[Start of Attachment]

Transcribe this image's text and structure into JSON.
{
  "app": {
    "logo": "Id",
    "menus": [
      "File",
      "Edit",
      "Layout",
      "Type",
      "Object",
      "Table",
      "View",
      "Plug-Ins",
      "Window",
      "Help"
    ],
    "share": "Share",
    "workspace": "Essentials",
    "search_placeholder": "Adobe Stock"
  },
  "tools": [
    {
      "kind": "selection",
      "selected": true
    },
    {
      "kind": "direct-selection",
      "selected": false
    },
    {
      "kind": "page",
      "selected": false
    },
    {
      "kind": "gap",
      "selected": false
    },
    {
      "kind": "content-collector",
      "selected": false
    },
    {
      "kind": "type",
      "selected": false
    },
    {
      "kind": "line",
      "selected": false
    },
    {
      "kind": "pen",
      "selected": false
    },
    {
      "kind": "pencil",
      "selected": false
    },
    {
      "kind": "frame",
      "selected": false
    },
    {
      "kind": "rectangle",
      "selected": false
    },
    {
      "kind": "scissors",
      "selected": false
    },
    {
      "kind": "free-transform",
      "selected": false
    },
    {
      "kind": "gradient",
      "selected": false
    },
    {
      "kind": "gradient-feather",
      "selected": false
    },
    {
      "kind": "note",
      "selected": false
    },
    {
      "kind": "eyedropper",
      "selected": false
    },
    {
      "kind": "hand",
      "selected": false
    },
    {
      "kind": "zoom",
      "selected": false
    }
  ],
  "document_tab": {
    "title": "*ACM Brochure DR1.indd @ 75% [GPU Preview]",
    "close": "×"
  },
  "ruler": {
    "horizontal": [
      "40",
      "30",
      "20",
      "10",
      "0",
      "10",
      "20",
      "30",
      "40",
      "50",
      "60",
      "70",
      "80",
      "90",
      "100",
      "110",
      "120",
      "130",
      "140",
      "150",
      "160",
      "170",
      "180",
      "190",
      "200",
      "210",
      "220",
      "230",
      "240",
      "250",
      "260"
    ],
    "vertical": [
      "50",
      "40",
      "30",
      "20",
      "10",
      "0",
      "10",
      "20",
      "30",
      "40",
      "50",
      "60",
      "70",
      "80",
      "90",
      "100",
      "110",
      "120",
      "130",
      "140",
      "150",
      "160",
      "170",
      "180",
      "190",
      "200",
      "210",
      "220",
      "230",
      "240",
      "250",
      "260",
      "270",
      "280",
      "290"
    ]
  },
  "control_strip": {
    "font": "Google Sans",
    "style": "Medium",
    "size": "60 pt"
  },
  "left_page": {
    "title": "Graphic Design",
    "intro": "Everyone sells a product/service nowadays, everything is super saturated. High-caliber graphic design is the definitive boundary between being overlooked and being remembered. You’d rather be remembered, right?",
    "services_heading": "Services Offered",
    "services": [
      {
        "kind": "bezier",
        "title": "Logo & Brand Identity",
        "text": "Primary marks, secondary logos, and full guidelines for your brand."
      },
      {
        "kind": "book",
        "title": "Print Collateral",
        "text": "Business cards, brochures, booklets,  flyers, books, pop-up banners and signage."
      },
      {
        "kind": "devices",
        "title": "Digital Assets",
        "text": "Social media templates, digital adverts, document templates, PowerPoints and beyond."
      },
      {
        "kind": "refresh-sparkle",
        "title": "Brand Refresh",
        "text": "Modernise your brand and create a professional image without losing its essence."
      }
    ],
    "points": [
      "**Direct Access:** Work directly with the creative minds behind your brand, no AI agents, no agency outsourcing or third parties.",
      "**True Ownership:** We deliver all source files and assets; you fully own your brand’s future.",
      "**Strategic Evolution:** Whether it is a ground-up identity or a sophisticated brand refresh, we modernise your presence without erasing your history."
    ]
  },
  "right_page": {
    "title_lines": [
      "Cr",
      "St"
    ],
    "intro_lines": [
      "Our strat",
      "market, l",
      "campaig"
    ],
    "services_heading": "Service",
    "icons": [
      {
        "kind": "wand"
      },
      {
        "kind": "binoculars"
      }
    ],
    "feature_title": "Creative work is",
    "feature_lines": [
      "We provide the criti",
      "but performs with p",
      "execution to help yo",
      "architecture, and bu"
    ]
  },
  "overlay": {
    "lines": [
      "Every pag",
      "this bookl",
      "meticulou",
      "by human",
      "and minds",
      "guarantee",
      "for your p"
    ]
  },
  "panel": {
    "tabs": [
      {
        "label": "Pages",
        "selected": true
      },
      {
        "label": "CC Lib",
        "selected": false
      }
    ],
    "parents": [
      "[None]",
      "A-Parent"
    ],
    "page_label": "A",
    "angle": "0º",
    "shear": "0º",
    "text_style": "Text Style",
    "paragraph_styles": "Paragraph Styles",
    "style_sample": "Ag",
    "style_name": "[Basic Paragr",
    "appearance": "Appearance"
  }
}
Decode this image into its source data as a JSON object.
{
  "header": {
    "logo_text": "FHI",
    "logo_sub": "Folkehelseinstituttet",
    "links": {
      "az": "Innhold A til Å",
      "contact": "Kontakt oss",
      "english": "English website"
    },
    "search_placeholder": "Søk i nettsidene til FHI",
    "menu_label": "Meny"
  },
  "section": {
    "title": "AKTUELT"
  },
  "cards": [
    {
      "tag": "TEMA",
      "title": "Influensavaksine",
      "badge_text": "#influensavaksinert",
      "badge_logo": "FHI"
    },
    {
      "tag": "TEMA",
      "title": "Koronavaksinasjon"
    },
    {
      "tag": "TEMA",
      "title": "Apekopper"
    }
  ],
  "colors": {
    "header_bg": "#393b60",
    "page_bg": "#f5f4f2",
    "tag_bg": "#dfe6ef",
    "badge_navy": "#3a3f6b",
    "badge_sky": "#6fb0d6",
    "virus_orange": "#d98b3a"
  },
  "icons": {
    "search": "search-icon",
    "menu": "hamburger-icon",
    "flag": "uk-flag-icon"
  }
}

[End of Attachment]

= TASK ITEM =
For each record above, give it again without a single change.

= SOLUTION BELOW =
Transcribe this image's text and structure into JSON.
{
  "app": {
    "logo": "Id",
    "menus": [
      "File",
      "Edit",
      "Layout",
      "Type",
      "Object",
      "Table",
      "View",
      "Plug-Ins",
      "Window",
      "Help"
    ],
    "share": "Share",
    "workspace": "Essentials",
    "search_placeholder": "Adobe Stock"
  },
  "tools": [
    {
      "kind": "selection",
      "selected": true
    },
    {
      "kind": "direct-selection",
      "selected": false
    },
    {
      "kind": "page",
      "selected": false
    },
    {
      "kind": "gap",
      "selected": false
    },
    {
      "kind": "content-collector",
      "selected": false
    },
    {
      "kind": "type",
      "selected": false
    },
    {
      "kind": "line",
      "selected": false
    },
    {
      "kind": "pen",
      "selected": false
    },
    {
      "kind": "pencil",
      "selected": false
    },
    {
      "kind": "frame",
      "selected": false
    },
    {
      "kind": "rectangle",
      "selected": false
    },
    {
      "kind": "scissors",
      "selected": false
    },
    {
      "kind": "free-transform",
      "selected": false
    },
    {
      "kind": "gradient",
      "selected": false
    },
    {
      "kind": "gradient-feather",
      "selected": false
    },
    {
      "kind": "note",
      "selected": false
    },
    {
      "kind": "eyedropper",
      "selected": false
    },
    {
      "kind": "hand",
      "selected": false
    },
    {
      "kind": "zoom",
      "selected": false
    }
  ],
  "document_tab": {
    "title": "*ACM Brochure DR1.indd @ 75% [GPU Preview]",
    "close": "×"
  },
  "ruler": {
    "horizontal": [
      "40",
      "30",
      "20",
      "10",
      "0",
      "10",
      "20",
      "30",
      "40",
      "50",
      "60",
      "70",
      "80",
      "90",
      "100",
      "110",
      "120",
      "130",
      "140",
      "150",
      "160",
      "170",
      "180",
      "190",
      "200",
      "210",
      "220",
      "230",
      "240",
      "250",
      "260"
    ],
    "vertical": [
      "50",
      "40",
      "30",
      "20",
      "10",
      "0",
      "10",
      "20",
      "30",
      "40",
      "50",
      "60",
      "70",
      "80",
      "90",
      "100",
      "110",
      "120",
      "130",
      "140",
      "150",
      "160",
      "170",
      "180",
      "190",
      "200",
      "210",
      "220",
      "230",
      "240",
      "250",
      "260",
      "270",
      "280",
      "290"
    ]
  },
  "control_strip": {
    "font": "Google Sans",
    "style": "Medium",
    "size": "60 pt"
  },
  "left_page": {
    "title": "Graphic Design",
    "intro": "Everyone sells a product/service nowadays, everything is super saturated. High-caliber graphic design is the definitive boundary between being overlooked and being remembered. You’d rather be remembered, right?",
    "services_heading": "Services Offered",
    "services": [
      {
        "kind": "bezier",
        "title": "Logo & Brand Identity",
        "text": "Primary marks, secondary logos, and full guidelines for your brand."
      },
      {
        "kind": "book",
        "title": "Print Collateral",
        "text": "Business cards, brochures, booklets,  flyers, books, pop-up banners and signage."
      },
      {
        "kind": "devices",
        "title": "Digital Assets",
        "text": "Social media templates, digital adverts, document templates, PowerPoints and beyond."
      },
      {
        "kind": "refresh-sparkle",
        "title": "Brand Refresh",
        "text": "Modernise your brand and create a professional image without losing its essence."
      }
    ],
    "points": [
      "**Direct Access:** Work directly with the creative minds behind your brand, no AI agents, no agency outsourcing or third parties.",
      "**True Ownership:** We deliver all source files and assets; you fully own your brand’s future.",
      "**Strategic Evolution:** Whether it is a ground-up identity or a sophisticated brand refresh, we modernise your presence without erasing your history."
    ]
  },
  "right_page": {
    "title_lines": [
      "Cr",
      "St"
    ],
    "intro_lines": [
      "Our strat",
      "market, l",
      "campaig"
    ],
    "services_heading": "Service",
    "icons": [
      {
        "kind": "wand"
      },
      {
        "kind": "binoculars"
      }
    ],
    "feature_title": "Creative work is",
    "feature_lines": [
      "We provide the criti",
      "but performs with p",
      "execution to help yo",
      "architecture, and bu"
    ]
  },
  "overlay": {
    "lines": [
      "Every pag",
      "this bookl",
      "meticulou",
      "by human",
      "and minds",
      "guarantee",
      "for your p"
    ]
  },
  "panel": {
    "tabs": [
      {
        "label": "Pages",
        "selected": true
      },
      {
        "label": "CC Lib",
        "selected": false
      }
    ],
    "parents": [
      "[None]",
      "A-Parent"
    ],
    "page_label": "A",
    "angle": "0º",
    "shear": "0º",
    "text_style": "Text Style",
    "paragraph_styles": "Paragraph Styles",
    "style_sample": "Ag",
    "style_name": "[Basic Paragr",
    "appearance": "Appearance"
  }
}
Decode this image into its source data as a JSON object.
{
  "header": {
    "logo_text": "FHI",
    "logo_sub": "Folkehelseinstituttet",
    "links": {
      "az": "Innhold A til Å",
      "contact": "Kontakt oss",
      "english": "English website"
    },
    "search_placeholder": "Søk i nettsidene til FHI",
    "menu_label": "Meny"
  },
  "section": {
    "title": "AKTUELT"
  },
  "cards": [
    {
      "tag": "TEMA",
      "title": "Influensavaksine",
      "badge_text": "#influensavaksinert",
      "badge_logo": "FHI"
    },
    {
      "tag": "TEMA",
      "title": "Koronavaksinasjon"
    },
    {
      "tag": "TEMA",
      "title": "Apekopper"
    }
  ],
  "colors": {
    "header_bg": "#393b60",
    "page_bg": "#f5f4f2",
    "tag_bg": "#dfe6ef",
    "badge_navy": "#3a3f6b",
    "badge_sky": "#6fb0d6",
    "virus_orange": "#d98b3a"
  },
  "icons": {
    "search": "search-icon",
    "menu": "hamburger-icon",
    "flag": "uk-flag-icon"
  }
}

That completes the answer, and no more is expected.